HOW TO COMPLETE THIS TASK -
Give the number of lines in the listing that contain "text", with no other words.

WORKING DATA -
============================================================

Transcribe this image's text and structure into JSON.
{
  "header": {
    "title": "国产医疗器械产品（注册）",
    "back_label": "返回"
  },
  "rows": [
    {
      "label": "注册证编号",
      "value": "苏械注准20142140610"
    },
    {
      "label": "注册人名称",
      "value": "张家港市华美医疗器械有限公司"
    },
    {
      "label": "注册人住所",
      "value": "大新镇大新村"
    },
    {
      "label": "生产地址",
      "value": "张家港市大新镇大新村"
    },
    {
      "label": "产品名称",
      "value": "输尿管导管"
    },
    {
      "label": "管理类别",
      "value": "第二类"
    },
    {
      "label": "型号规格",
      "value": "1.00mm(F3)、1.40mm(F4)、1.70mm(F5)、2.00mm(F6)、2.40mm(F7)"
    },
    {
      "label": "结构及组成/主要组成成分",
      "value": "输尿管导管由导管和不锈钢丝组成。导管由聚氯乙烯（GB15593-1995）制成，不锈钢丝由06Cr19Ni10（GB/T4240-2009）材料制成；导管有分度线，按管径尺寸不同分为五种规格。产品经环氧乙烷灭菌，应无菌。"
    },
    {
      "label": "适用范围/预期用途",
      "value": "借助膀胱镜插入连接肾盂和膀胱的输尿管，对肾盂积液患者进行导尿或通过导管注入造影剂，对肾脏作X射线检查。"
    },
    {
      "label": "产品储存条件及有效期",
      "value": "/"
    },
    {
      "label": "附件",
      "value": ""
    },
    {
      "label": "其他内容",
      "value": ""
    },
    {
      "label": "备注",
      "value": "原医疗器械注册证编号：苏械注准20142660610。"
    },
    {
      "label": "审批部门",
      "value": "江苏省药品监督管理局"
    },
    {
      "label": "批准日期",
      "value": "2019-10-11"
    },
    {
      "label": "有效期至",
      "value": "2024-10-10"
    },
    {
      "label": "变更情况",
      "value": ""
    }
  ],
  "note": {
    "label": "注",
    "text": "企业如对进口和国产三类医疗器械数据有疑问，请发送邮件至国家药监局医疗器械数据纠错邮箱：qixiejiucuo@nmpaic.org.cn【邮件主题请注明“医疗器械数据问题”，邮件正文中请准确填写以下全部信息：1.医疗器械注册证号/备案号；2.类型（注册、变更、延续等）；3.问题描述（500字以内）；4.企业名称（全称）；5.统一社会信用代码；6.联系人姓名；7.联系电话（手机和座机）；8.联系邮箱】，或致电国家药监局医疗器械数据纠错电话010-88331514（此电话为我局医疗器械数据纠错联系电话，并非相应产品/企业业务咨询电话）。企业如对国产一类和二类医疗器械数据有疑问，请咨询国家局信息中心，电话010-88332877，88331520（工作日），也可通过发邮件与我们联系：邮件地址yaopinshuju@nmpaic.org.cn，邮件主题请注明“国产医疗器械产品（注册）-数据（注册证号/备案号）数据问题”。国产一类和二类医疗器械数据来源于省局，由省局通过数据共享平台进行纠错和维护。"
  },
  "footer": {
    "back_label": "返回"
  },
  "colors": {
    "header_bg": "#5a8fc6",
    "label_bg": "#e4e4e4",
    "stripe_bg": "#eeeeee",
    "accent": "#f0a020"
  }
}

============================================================

RESULT FOR THIS EXERCISE -
2